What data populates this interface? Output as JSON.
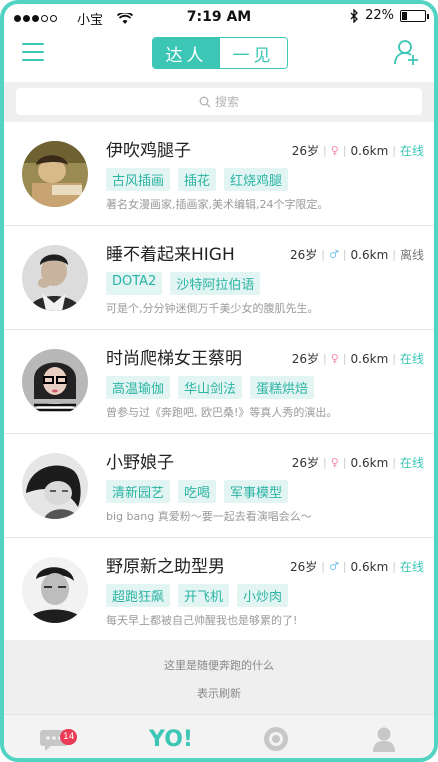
{
  "status_bar": {
    "carrier": "小宝",
    "time": "7:19 AM",
    "battery": "22%"
  },
  "nav": {
    "tab_active": "达人",
    "tab_inactive": "一见"
  },
  "search": {
    "placeholder": "搜索"
  },
  "people": [
    {
      "name": "伊吹鸡腿子",
      "age": "26岁",
      "gender": "female",
      "gender_symbol": "♀",
      "distance": "0.6km",
      "status": "在线",
      "online": true,
      "tags": [
        "古风插画",
        "插花",
        "红烧鸡腿"
      ],
      "desc": "著名女漫画家,插画家,美术编辑,24个字限定。"
    },
    {
      "name": "睡不着起来HIGH",
      "age": "26岁",
      "gender": "male",
      "gender_symbol": "♂",
      "distance": "0.6km",
      "status": "离线",
      "online": false,
      "tags": [
        "DOTA2",
        "沙特阿拉伯语"
      ],
      "desc": "可是个,分分钟迷倒万千美少女的腹肌先生。"
    },
    {
      "name": "时尚爬梯女王蔡明",
      "age": "26岁",
      "gender": "female",
      "gender_symbol": "♀",
      "distance": "0.6km",
      "status": "在线",
      "online": true,
      "tags": [
        "高温瑜伽",
        "华山剑法",
        "蛋糕烘焙"
      ],
      "desc": "曾参与过《奔跑吧, 欧巴桑!》等真人秀的演出。"
    },
    {
      "name": "小野娘子",
      "age": "26岁",
      "gender": "female",
      "gender_symbol": "♀",
      "distance": "0.6km",
      "status": "在线",
      "online": true,
      "tags": [
        "清新园艺",
        "吃喝",
        "军事模型"
      ],
      "desc": "big bang 真爱粉～要一起去看演唱会么～"
    },
    {
      "name": "野原新之助型男",
      "age": "26岁",
      "gender": "male",
      "gender_symbol": "♂",
      "distance": "0.6km",
      "status": "在线",
      "online": true,
      "tags": [
        "超跑狂飙",
        "开飞机",
        "小炒肉"
      ],
      "desc": "每天早上都被自己帅醒我也是够累的了!"
    }
  ],
  "footer": {
    "line1": "这里是随便奔跑的什么",
    "line2": "表示刷新"
  },
  "tabbar": {
    "messages_badge": "14",
    "yo_label": "YO!"
  },
  "colors": {
    "accent": "#3bc6b5",
    "frame": "#52d3c3",
    "badge": "#ea3c57",
    "female": "#f08aa8",
    "male": "#7ec4e8"
  }
}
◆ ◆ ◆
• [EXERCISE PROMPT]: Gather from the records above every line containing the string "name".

• [ANSWER SPACE]:
      "name": "伊吹鸡腿子",
      "name": "睡不着起来HIGH",
      "name": "时尚爬梯女王蔡明",
      "name": "小野娘子",
      "name": "野原新之助型男",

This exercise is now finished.